Over the past couple of days in Parliament, we have been voting on amendments to the EU (European Union) Withdrawal Bill.
As many people may be aware, I campaigned and voted to remain in the European Union. Despite this, I recognise that a majority of people voted to leave, and ultimately I respect the outcome of the referendum.
Respecting the result of the referendum however, does not mean giving Theresa May and the Conservative Government a blank cheque to force through a hard Brexit. It has been almost two years since the referendum took place, and the Government is still arguing about which negotiating position to take when it comes to important issues such as Customs, and Northern Ireland.
This chaotic instability is already damaging the economy, and putting people’s jobs at risk. The manufacturing industry has repeatedly warned that a failure to secure the right customs arrangement with the European Union could cause significant damage to the sector, and the economy more widely. Indeed the outgoing president of the Confederation of British Industry (CBI) warned this week that without a Customs Union, ‘there are sectors of manufacturing society in the UK which risk becoming extinct.’
It appears as though the Government is continuing to ignore these warnings, with its dogged insistence that we must leave the Customs Union, regardless of the cost.
Manufacturing makes up an integral part of the fabric of our region, and I will always vote in the best interests of my constituents. That is why I voted for amendments to force the Government to negotiate a continued customs union with the EU, although unfortunately they did not pass.
One of the most significant drivers for people voting to leave the European Union was the desire for the country to take back control. Sadly, this has not been the case, and the fact that Parliament was given just two days to debate 15 amendments to the Bill is yet another example of how democracy is being side-lined in this extremely important process.
I firmly believe that as elected representatives, Members of Parliament must have a truly meaningful vote on the deal negotiated with the EU. That is why I voted to retain an amendment made in the House of Lords that strengthens the terms of this meaningful vote.
This would have made clear that, should the Government's proposed withdrawal deal be defeated, it is for Parliament to say what happens next, not the Prime Minister.
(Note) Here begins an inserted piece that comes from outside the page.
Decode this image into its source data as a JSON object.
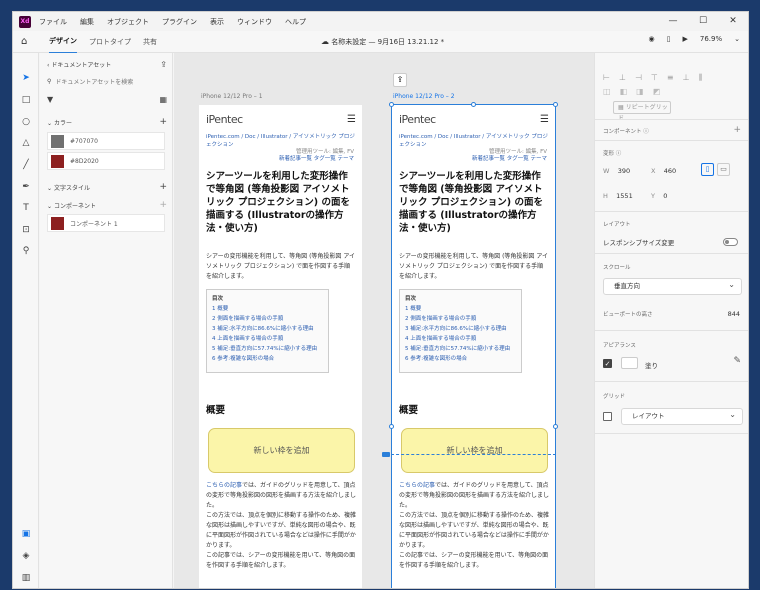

Theresa May faced the prospect of a humiliating defeat on this amendment, and has now promised all things to all people with a proposal to discuss the details at a later stage.
I do not accept that leaving the European Union means accepting whatever deal the Government comes back with, regardless of the real human cost that a bad deal, or ‘no-deal’ scenario could have. I therefore await details of the concession made by the Prime Minister, and will hold the Government to account to ensure it lives up to the promises made in Parliament.
I would like to thank every constituent who has written to me on this extremely important matter, I will be replying individually in due course. I welcome contributions to this debate from everyone in Washington & Sunderland West, the process of leaving the European Union is a matter of national interest, and one that I take extremely seriously.